The United States House of Representatives is one of the two houses of the United States Congress (a bicameral legislature) alongside the Senate.
The composition and powers of the House are established in Article One of the United States Constitution. The major power of the House is to pass federal legislation that affects the entire country, although its bills must also be passed by the Senate and further agreed to by the U.S. President before becoming law (unless both the House and Senate re-pass the legislation with a two-thirds majority in each chamber). The House has some exclusive powers: the power to initiate revenue bills, to impeach officials (impeached officials are subsequently tried in the Senate), and to elect the U.S. President in case there is no majority in the Electoral College.
Each U.S. state is represented in the House in proportion to its population as measured in the census, but every state is entitled to at least one representative. The most populous state, California, currently has 53 representatives. On the other end of the spectrum, there are seven states with only one representative each (Alaska, Delaware, Montana, North Dakota, South Dakota, Vermont, and Wyoming). The total number of voting representatives is fixed by law at 435. In addition there are six non-voting Representatives who have a voice on the floor and a vote in committees, but no vote on the floor.
The Speaker of the House, who presides over the chamber, is elected by the members of the House, and is therefore traditionally the leader of the House Democratic Caucus or the House Republican Conference, whichever party has more voting members. The House meets in the south wing of the United States Capitol.

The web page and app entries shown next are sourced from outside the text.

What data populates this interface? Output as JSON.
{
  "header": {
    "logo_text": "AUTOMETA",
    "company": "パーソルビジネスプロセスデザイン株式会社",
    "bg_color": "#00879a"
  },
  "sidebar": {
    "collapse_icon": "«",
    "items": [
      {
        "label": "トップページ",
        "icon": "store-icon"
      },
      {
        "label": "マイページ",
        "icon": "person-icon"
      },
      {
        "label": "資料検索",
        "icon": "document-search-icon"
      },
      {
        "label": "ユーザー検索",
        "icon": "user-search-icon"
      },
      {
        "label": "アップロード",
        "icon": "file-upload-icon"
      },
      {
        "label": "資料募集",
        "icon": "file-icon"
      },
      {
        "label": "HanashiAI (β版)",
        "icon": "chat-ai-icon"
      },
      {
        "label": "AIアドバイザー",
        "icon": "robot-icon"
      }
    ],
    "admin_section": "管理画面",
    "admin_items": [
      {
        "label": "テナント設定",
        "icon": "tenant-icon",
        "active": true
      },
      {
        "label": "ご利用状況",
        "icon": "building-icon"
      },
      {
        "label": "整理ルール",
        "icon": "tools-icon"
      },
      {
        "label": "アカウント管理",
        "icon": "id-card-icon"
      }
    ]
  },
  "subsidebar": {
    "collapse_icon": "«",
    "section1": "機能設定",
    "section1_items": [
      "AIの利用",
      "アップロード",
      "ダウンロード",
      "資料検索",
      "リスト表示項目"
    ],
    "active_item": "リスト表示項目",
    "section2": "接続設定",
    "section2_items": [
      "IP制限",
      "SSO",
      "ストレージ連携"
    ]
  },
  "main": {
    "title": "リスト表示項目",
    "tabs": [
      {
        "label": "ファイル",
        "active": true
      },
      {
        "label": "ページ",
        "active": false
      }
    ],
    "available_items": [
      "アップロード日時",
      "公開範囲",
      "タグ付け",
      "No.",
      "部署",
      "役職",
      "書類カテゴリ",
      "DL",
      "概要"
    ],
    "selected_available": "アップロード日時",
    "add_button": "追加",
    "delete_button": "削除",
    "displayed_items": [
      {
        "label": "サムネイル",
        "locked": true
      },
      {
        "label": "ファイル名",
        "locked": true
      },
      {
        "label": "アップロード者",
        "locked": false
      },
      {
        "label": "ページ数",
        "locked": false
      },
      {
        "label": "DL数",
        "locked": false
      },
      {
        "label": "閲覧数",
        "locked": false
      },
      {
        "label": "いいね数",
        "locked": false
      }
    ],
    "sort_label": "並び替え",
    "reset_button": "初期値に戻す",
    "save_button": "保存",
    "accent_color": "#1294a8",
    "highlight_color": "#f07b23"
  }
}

All of Fayette County is represented in the 14th District of Pennsylvania!
Welcome to the 9th District!
Pennsylvania’s 14th congressional district is located in the southwestern part of the state and includes all of Fayette County, Greene County, and Washington County, as well as the western part of Westmoreland County. It is represented by Republican Guy Reschenthaler.
Prior to 2018, the 14th district included the entire city of Pittsburgh and parts of surrounding suburbs. The Supreme Court of Pennsylvania redrew the district in February 2018 after ruling the previous map unconstitutional. The 14th and 18th districts swapped names and had their boundaries adjusted for the 2018 elections and representation thereafter.
Pennsylvania 14th District Offices
Phone: (202) 225-2065
Phone: (724) 219-4200
Phone: (724) 206-4800